Despite this important context, speaking to reporters in Adelaide, on Feb. 24 the Australian Prime Minister, Scott Morrison, stated: “We should be taking every step we can to ensure Russia pays a price in the international community for the violent and aggressive acts of invasion against Ukraine.”

Asked what he thought of the Russian president, Morrison replied: “I call him a thug.”

This sort of language is unwise and belligerent with 46 million people and a vast territory that is rich in natural resources, Ukraine is by far the largest and most impressive of the states that had split away from the Russian Federation, in 1991.

Above all, the Australian prime minister has denied that Putin’s actions might be “motivated by legitimate security concerns.”

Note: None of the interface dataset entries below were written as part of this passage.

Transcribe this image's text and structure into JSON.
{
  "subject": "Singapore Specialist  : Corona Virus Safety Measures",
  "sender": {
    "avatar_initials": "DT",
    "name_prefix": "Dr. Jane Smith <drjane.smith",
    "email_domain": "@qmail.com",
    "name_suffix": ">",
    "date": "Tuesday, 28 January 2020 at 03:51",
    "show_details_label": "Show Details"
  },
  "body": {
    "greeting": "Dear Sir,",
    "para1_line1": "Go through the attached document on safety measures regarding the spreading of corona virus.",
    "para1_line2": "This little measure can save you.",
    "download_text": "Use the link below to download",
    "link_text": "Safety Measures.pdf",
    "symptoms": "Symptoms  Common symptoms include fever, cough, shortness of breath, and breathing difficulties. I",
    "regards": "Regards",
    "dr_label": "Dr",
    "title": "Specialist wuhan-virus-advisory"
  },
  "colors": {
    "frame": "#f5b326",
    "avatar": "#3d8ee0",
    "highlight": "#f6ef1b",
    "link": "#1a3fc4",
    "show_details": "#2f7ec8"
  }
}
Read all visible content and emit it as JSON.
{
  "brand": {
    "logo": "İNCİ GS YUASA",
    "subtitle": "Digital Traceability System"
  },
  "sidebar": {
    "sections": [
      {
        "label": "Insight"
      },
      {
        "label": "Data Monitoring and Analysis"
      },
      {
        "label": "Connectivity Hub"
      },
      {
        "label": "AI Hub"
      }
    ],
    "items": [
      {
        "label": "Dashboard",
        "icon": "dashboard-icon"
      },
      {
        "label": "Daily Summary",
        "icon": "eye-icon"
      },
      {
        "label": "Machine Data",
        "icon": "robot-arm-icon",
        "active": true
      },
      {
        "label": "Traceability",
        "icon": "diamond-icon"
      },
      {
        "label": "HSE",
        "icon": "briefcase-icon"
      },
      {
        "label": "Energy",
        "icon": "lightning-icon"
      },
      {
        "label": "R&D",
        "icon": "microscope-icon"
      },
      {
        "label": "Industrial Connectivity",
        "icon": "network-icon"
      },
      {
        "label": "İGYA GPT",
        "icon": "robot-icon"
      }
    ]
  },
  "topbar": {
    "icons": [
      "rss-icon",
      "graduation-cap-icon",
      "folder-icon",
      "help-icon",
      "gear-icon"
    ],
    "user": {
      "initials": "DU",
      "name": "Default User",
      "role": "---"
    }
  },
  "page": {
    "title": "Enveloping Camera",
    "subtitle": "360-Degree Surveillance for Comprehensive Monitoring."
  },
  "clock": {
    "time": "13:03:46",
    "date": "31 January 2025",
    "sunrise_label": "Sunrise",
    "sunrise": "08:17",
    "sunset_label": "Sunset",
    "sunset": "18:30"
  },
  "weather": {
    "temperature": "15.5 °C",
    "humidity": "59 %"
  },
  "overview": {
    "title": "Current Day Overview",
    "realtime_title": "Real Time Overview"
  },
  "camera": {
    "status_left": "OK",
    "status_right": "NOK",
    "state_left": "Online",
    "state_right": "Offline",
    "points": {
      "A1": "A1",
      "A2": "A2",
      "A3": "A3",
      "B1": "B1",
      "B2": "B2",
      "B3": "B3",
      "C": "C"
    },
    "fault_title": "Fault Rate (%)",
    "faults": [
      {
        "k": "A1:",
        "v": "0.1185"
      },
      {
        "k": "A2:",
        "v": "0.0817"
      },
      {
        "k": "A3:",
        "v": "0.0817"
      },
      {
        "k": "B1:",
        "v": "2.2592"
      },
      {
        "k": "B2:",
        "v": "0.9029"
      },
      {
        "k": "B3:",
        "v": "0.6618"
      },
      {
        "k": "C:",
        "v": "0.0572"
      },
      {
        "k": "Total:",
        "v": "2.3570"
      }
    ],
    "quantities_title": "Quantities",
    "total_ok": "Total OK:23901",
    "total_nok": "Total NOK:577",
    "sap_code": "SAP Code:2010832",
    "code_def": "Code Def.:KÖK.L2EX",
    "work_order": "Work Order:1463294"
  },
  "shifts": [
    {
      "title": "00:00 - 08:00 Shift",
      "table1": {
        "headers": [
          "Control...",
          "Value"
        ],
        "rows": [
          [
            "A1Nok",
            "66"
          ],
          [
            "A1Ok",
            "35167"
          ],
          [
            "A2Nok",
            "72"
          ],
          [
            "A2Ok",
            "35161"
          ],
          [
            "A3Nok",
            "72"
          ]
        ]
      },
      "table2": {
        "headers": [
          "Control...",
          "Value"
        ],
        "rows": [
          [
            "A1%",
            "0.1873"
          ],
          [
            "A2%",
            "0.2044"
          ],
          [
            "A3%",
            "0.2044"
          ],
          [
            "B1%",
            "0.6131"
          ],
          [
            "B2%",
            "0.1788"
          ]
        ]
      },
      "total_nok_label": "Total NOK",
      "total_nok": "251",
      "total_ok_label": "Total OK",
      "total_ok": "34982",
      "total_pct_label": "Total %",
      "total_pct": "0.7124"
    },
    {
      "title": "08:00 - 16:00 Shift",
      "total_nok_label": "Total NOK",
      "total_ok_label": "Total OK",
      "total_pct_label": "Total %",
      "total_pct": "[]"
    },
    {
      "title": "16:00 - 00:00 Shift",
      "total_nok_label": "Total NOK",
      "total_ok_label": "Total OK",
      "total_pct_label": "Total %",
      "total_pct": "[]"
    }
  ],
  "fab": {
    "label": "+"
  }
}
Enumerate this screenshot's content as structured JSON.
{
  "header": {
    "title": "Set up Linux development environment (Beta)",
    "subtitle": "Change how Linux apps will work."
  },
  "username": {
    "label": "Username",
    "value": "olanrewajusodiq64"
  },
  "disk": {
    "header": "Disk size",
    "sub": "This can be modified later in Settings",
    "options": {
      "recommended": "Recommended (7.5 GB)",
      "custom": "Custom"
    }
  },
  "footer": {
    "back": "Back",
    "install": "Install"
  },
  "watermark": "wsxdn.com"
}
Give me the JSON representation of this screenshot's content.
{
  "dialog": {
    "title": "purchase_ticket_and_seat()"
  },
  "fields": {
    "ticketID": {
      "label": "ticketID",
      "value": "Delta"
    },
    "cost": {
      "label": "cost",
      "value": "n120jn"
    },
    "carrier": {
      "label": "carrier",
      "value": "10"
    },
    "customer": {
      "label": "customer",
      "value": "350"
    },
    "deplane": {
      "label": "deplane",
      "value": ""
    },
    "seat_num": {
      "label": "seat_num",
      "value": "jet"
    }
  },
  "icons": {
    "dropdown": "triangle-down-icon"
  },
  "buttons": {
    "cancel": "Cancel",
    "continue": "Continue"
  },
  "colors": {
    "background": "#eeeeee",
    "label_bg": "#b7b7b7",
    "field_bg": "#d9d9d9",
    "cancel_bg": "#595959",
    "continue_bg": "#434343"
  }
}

According to Seumas Milne, a British journalist and former Labour Party’s Executive Director of Strategy and Communications:

“No Russian government could have acquiesced in such a threat from territory that was at the heart of both Russia and the Soviet Union. Putin’s absorption of Crimea and support for the rebellion in eastern Ukraine is clearly defensive, and the red line is now drawn: the east of Ukraine, at least, is not going to be swallowed up by NATO or the EU.”

Commenting on the present situation in Ukraine, Bill Roggio, a senior colleague at the Foundation for Defense of Democracy and editor of its Long War Journal, states that:

“Putin appears to want to take Ukraine intact …. The systematic nature of the Russian assault is at odds with the speculation that Putin has lost control of his senses. Nobody knows for sure, but Putin’s actions appear to be that of a cold and calculating adversary. Dismissing his decision to invade Ukraine as a form of madness is effectively an excuse to ignore Putin’s likely motivations and future actions.”

The Russians had already been seriously humiliated by NATO’s decision to expand the Alliance to include former Warsaw Pact countries. And now they sense that NATO is dangerously moving right up to their border by turning one of their most formidable former states into a de facto member of the American military alliance.

Clearly, the Russians have reached the limits of their willingness to tolerate NATO’s expansionist policies.

The consequences of the unconstitutional coup of 2014 should be blamed, at least in part, for Russia’s disastrous military invasion of Ukraine.

Views expressed in this article are the opinions of the author and do not necessarily reflect the views of The Epoch Times.

Augusto Zimmermann is professor and head of law at Sheridan Institute of Higher Education in Perth. He is also president of the Western Australian (WA) Legal Theory Association and served as a member of WA’s law reform commission from 2012 to 2017. Zimmermann is an adjunct professor of the University of Notre Dame Australia, and has co-authored several books including COVID-19 Restrictions & Mandatory Vaccination—A Rule-of-Law Perspective (Connor Court).
Gabriël A. Moens AM is an emeritus professor of law at the University of Queensland, and served as pro vice-chancellor and dean at Murdoch University. In 2003, Moens was awarded the Australian Centenary Medal by the prime minister for services to education. He has taught extensively across Australia, Asia, Europe, and the United States. Moens has recently published two novels “A Twisted Choice” (Boolarong Press, 2020) and “The Coincidence” (Connor Court Publishing, 2021).